Lysøe, E.3; Klemsdal, S. S.3; Bone, K.R.3; Frandsen, Rasmus John Normand2; Johansen, Thomas3; Thrane, Ulf2; Giese, H.3
1 Center for Microbial Biotechnology, Department of Systems Biology, Technical University of Denmark2 Department of Systems Biology, Technical University of Denmark3 unknown
Zearalenones are produced by several Fusarium species and can cause reproductive problems in animals. Some aurofusarin mutants of Fusarium pseudograminearum produce elevated levels of zearalenone (ZON), one of the estrogenic mycotoxins comprising the zearalenones.

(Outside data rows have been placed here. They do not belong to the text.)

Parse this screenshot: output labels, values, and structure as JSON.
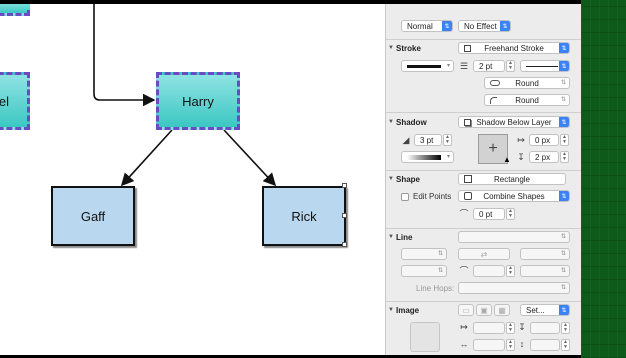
{
  "canvas": {
    "nodes": {
      "partial_left": "el",
      "harry": "Harry",
      "gaff": "Gaff",
      "rick": "Rick"
    }
  },
  "inspector": {
    "top": {
      "blend_mode": "Normal",
      "effect": "No Effect"
    },
    "stroke": {
      "title": "Stroke",
      "style": "Freehand Stroke",
      "width": "2 pt",
      "corner": "Round",
      "cap": "Round"
    },
    "shadow": {
      "title": "Shadow",
      "layer": "Shadow Below Layer",
      "size": "3 pt",
      "offset_x": "0 px",
      "offset_y": "2 px"
    },
    "shape": {
      "title": "Shape",
      "type": "Rectangle",
      "edit_points": "Edit Points",
      "combine": "Combine Shapes",
      "corner_radius": "0 pt"
    },
    "line": {
      "title": "Line",
      "line_hops": "Line Hops:"
    },
    "image": {
      "title": "Image",
      "set_button": "Set..."
    }
  },
  "colors": {
    "accent": "#3b82f6",
    "node_border_selected": "#6a4bc4",
    "node_fill_teal": "#3cc7c3",
    "node_fill_blue": "#b9d7ee",
    "desktop": "#0d5a1a"
  }
}
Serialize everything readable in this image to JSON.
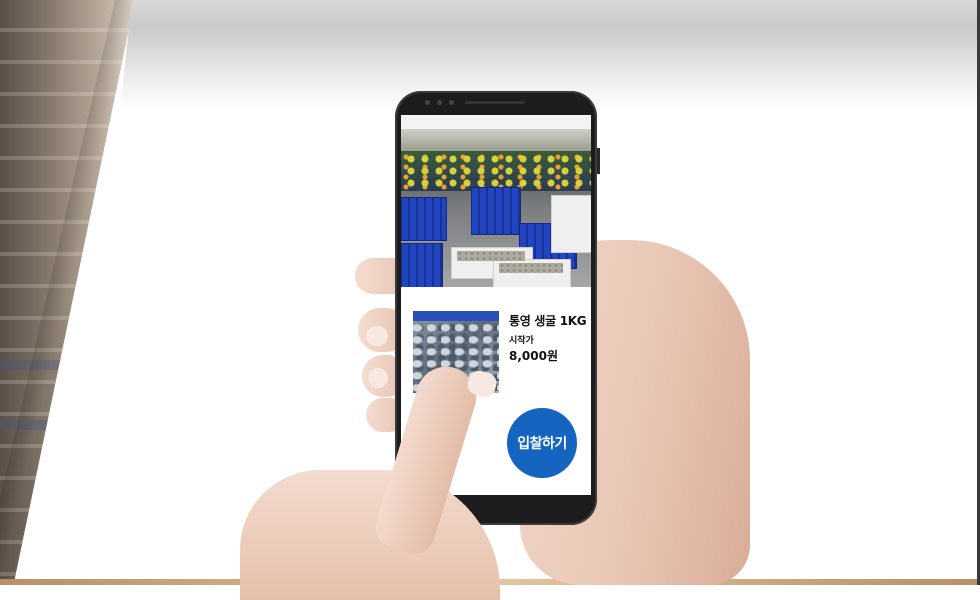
{
  "product": {
    "name": "통영 생굴 1KG",
    "start_label": "시작가",
    "start_price": "8,000원"
  },
  "actions": {
    "bid_label": "입찰하기"
  },
  "colors": {
    "bid_button": "#1565c0",
    "crates": "#1f3fb7"
  }
}
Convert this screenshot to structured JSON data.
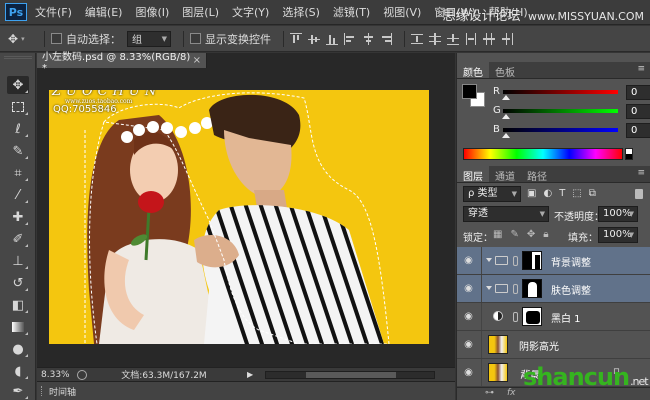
{
  "app": {
    "logo": "Ps"
  },
  "menu": {
    "items": [
      "文件(F)",
      "编辑(E)",
      "图像(I)",
      "图层(L)",
      "文字(Y)",
      "选择(S)",
      "滤镜(T)",
      "视图(V)",
      "窗口(W)",
      "帮助(H)"
    ],
    "watermark_big": "思缘设计论坛",
    "watermark_small": "www.MISSYUAN.COM"
  },
  "options": {
    "auto_select_label": "自动选择：",
    "auto_select_value": "组",
    "show_transform_label": "显示变换控件"
  },
  "document": {
    "tab_title": "小左数码.psd @ 8.33%(RGB/8) *",
    "tab_close": "×",
    "zoom": "8.33%",
    "doc_size": "文档:63.3M/167.2M",
    "timeline_label": "时间轴"
  },
  "photo": {
    "brand": "ZUOCHUN",
    "url": "www.zuos.taobao.com",
    "qq": "QQ:7055846"
  },
  "color_panel": {
    "tabs": [
      "颜色",
      "色板"
    ],
    "channels": [
      {
        "label": "R",
        "value": "0",
        "color": "#ff0000"
      },
      {
        "label": "G",
        "value": "0",
        "color": "#00ff00"
      },
      {
        "label": "B",
        "value": "0",
        "color": "#0000ff"
      }
    ],
    "foreground": "#000000",
    "background": "#ffffff"
  },
  "layers_panel": {
    "tabs": [
      "图层",
      "通道",
      "路径"
    ],
    "filter_label": "ρ 类型",
    "blend_mode": "穿透",
    "opacity_label": "不透明度：",
    "opacity_value": "100%",
    "lock_label": "锁定：",
    "fill_label": "填充：",
    "fill_value": "100%",
    "layers": [
      {
        "name": "背景调整",
        "type": "group",
        "selected": true
      },
      {
        "name": "肤色调整",
        "type": "group",
        "selected": true
      },
      {
        "name": "黑白 1",
        "type": "adjustment",
        "selected": false
      },
      {
        "name": "阴影高光",
        "type": "pixel",
        "selected": false
      },
      {
        "name": "背景",
        "type": "background",
        "selected": false
      }
    ],
    "bottom_watermark": "shancun",
    "bottom_watermark_suffix": ".net"
  },
  "colors": {
    "canvas_yellow": "#f4c60f",
    "selection_blue": "#61728a"
  }
}
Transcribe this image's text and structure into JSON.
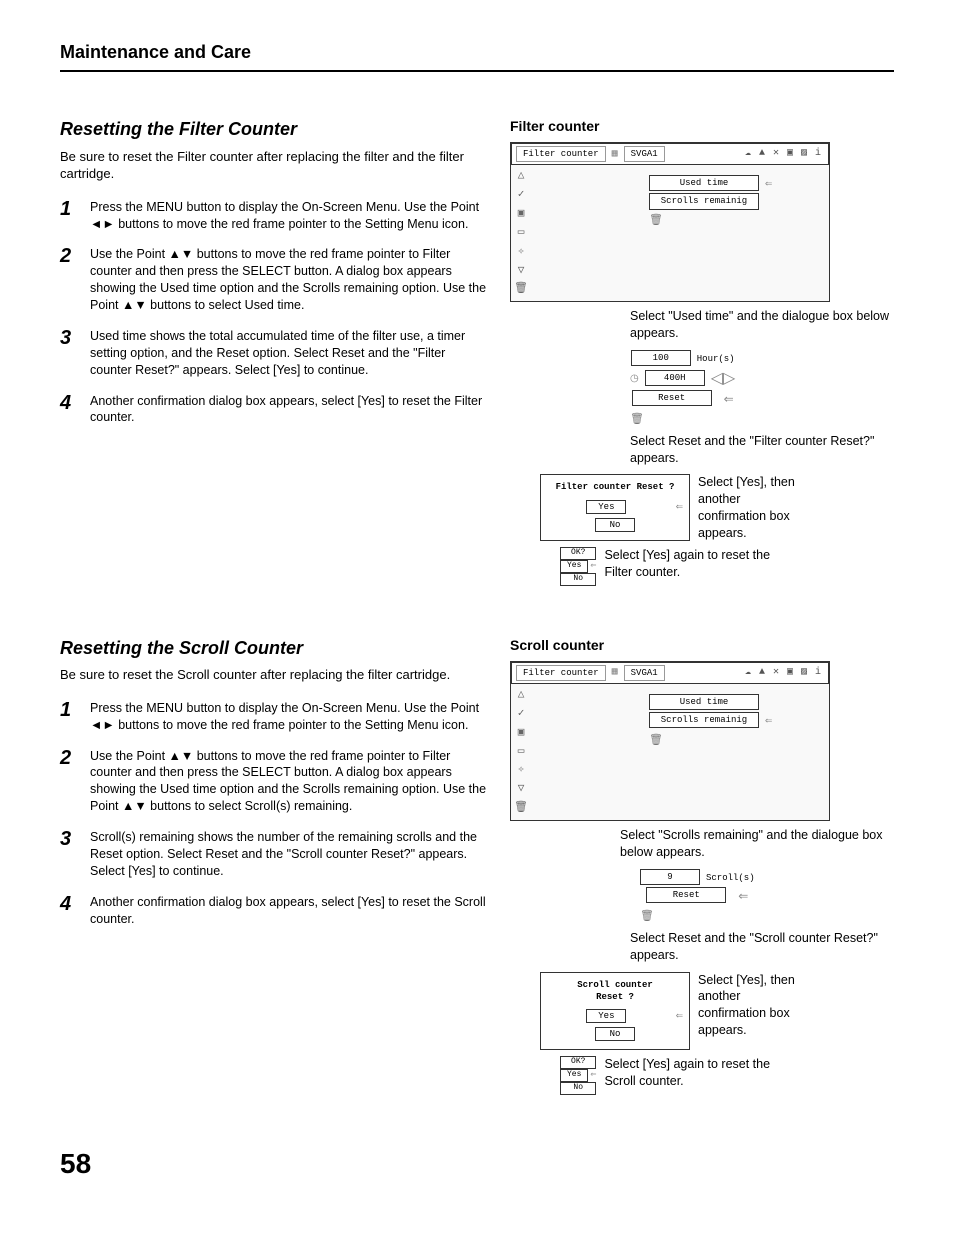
{
  "header": {
    "chapter": "Maintenance and Care"
  },
  "page_number": "58",
  "sectionA": {
    "title": "Resetting the Filter Counter",
    "intro": "Be sure to reset the Filter counter after replacing the filter and the filter cartridge.",
    "steps": {
      "s1": "Press the MENU button to display the On-Screen Menu. Use the Point ◄► buttons to move the red frame pointer to the Setting Menu icon.",
      "s2": "Use the Point ▲▼ buttons to move the red frame pointer to Filter counter and then press the SELECT button. A dialog box appears showing the Used time option and the Scrolls remaining option. Use the Point ▲▼ buttons to select  Used time.",
      "s3": "Used time shows the total accumulated time of the filter use, a timer setting option, and the Reset option. Select Reset and the \"Filter counter Reset?\" appears. Select [Yes] to continue.",
      "s4": "Another confirmation dialog box appears, select [Yes] to reset the Filter counter."
    },
    "right": {
      "title": "Filter counter",
      "menu_label": "Filter counter",
      "signal": "SVGA1",
      "opt1": "Used time",
      "opt2": "Scrolls remainig",
      "cap1": "Select \"Used time\" and the dialogue box below appears.",
      "val100": "100",
      "hours": "Hour(s)",
      "val400": "400H",
      "reset": "Reset",
      "cap2": "Select Reset and the \"Filter counter Reset?\" appears.",
      "confirm_q": "Filter counter Reset ?",
      "yes": "Yes",
      "no": "No",
      "cap3": "Select [Yes], then another confirmation box appears.",
      "ok": "OK?",
      "cap4": "Select [Yes] again to reset the Filter counter."
    }
  },
  "sectionB": {
    "title": "Resetting the Scroll Counter",
    "intro": "Be sure to reset the Scroll counter after replacing the filter cartridge.",
    "steps": {
      "s1": "Press the MENU button to display the On-Screen Menu. Use the Point ◄► buttons to move the red frame pointer to the Setting Menu icon.",
      "s2": "Use the Point ▲▼ buttons to move the red frame pointer to Filter counter and then press the SELECT button. A dialog box appears showing the Used time option and the Scrolls remaining option. Use the Point ▲▼ buttons to select Scroll(s) remaining.",
      "s3": "Scroll(s) remaining shows the number of the remaining scrolls and the Reset option. Select Reset and the \"Scroll counter Reset?\" appears. Select [Yes] to continue.",
      "s4": "Another confirmation dialog box appears, select [Yes] to reset the Scroll counter."
    },
    "right": {
      "title": "Scroll counter",
      "menu_label": "Filter counter",
      "signal": "SVGA1",
      "opt1": "Used time",
      "opt2": "Scrolls remainig",
      "cap1": "Select \"Scrolls remaining\" and the dialogue box below appears.",
      "val9": "9",
      "scrolls": "Scroll(s)",
      "reset": "Reset",
      "cap2": "Select Reset and the \"Scroll counter Reset?\" appears.",
      "confirm_q": "Scroll counter Reset ?",
      "yes": "Yes",
      "no": "No",
      "cap3": "Select [Yes], then another confirmation box appears.",
      "ok": "OK?",
      "cap4": "Select [Yes] again to reset the Scroll counter."
    }
  }
}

An analysis of transcripts from polyketide synthase genes identified in the Fusarium graminearum database was carried out for these mutants. PKS4 was the only gene with an enoyl reductase domain that had a higher level of transcription in the aurofusarin mutants than in the wild type. An Agrobacterium tumefaciens-mediated transformation protocol was used to replace the central part of the PKS4 gene with a hygB resistance gene through double homologous recombination in an F. graminearum strain producing a high level of ZON. PCR and Southern analysis of transformants were used to identify isolates with single insertional replacements of PKS4. High-performance liquid chromatography analysis showed that the PKS4 replacement mutant did not produce ZON. Thus, PKS4 encodes an enzyme required for the production of ZON in F. graminearum. Barley root infection studies revealed no alteration in the pathogenicity of the PKS4 mutant compared to the pathogenicity of the wild type. The expression of PKS13, which is located in the same cluster as PKS4, decreased dramatically in the mutant, while transcription of PKS4 was unchanged. This differential expression may indicate that ZON or its derivatives do not regulate expression of PKS4 and that the PKS4-encoded protein or its product stimulates expression of PKS13. Furthermore, both the lack of aurofusarin and ZON influenced the expression of other polyketide synthases, demonstrating that one polyketide can influence the expression of others.
Applied and Environmental Microbiology, 2006, Vol 72, Issue 6, p. 3924-3932